PROVIDED MATERIAL
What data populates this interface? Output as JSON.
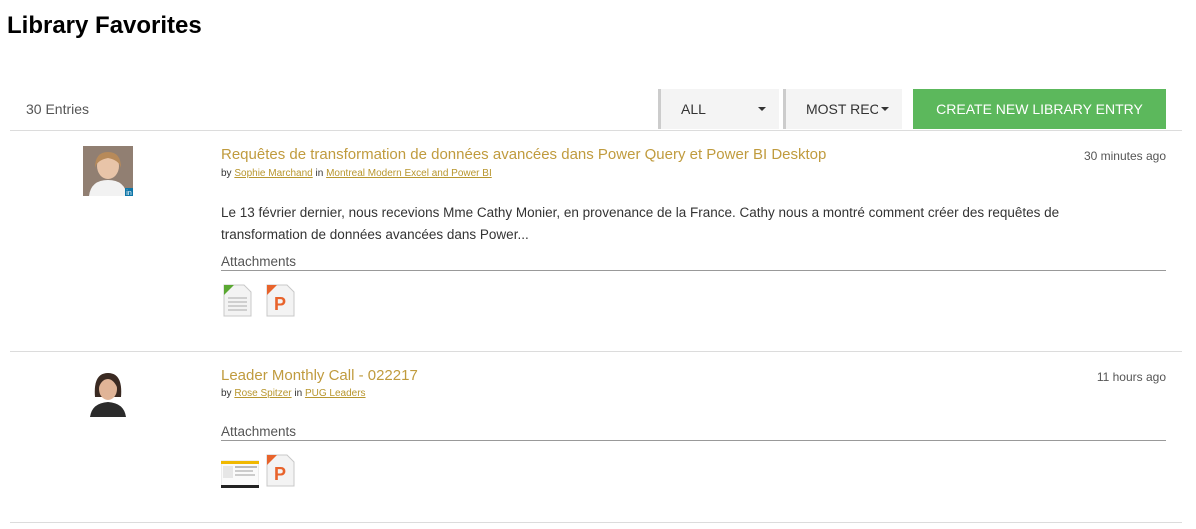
{
  "page": {
    "title": "Library Favorites"
  },
  "toolbar": {
    "entries_count": "30 Entries",
    "filter_selected": "ALL",
    "sort_selected": "MOST RECENT",
    "create_button": "CREATE NEW LIBRARY ENTRY"
  },
  "entries": [
    {
      "title": "Requêtes de transformation de données avancées dans Power Query et Power BI Desktop",
      "by_prefix": "by",
      "author": "Sophie Marchand",
      "in_word": "in",
      "community": "Montreal Modern Excel and Power BI",
      "time": "30 minutes ago",
      "excerpt": "Le 13 février dernier, nous recevions Mme Cathy Monier, en provenance de la France. Cathy nous a montré comment créer des requêtes de transformation de données avancées dans Power...",
      "attachments_label": "Attachments",
      "attachments": [
        "spreadsheet-file-icon",
        "powerpoint-file-icon"
      ]
    },
    {
      "title": "Leader Monthly Call - 022217",
      "by_prefix": "by",
      "author": "Rose Spitzer",
      "in_word": "in",
      "community": "PUG Leaders",
      "time": "11 hours ago",
      "attachments_label": "Attachments",
      "attachments": [
        "screenshot-file-icon",
        "powerpoint-file-icon"
      ]
    }
  ],
  "colors": {
    "accent_green": "#5cb85c",
    "link_gold": "#c09b3e"
  }
}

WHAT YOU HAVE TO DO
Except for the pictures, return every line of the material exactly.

RESULT FOR THIS TASK
What data populates this interface? Output as JSON.
{
  "page": {
    "title": "Library Favorites"
  },
  "toolbar": {
    "entries_count": "30 Entries",
    "filter_selected": "ALL",
    "sort_selected": "MOST RECENT",
    "create_button": "CREATE NEW LIBRARY ENTRY"
  },
  "entries": [
    {
      "title": "Requêtes de transformation de données avancées dans Power Query et Power BI Desktop",
      "by_prefix": "by",
      "author": "Sophie Marchand",
      "in_word": "in",
      "community": "Montreal Modern Excel and Power BI",
      "time": "30 minutes ago",
      "excerpt": "Le 13 février dernier, nous recevions Mme Cathy Monier, en provenance de la France. Cathy nous a montré comment créer des requêtes de transformation de données avancées dans Power...",
      "attachments_label": "Attachments",
      "attachments": [
        "spreadsheet-file-icon",
        "powerpoint-file-icon"
      ]
    },
    {
      "title": "Leader Monthly Call - 022217",
      "by_prefix": "by",
      "author": "Rose Spitzer",
      "in_word": "in",
      "community": "PUG Leaders",
      "time": "11 hours ago",
      "attachments_label": "Attachments",
      "attachments": [
        "screenshot-file-icon",
        "powerpoint-file-icon"
      ]
    }
  ],
  "colors": {
    "accent_green": "#5cb85c",
    "link_gold": "#c09b3e"
  }
}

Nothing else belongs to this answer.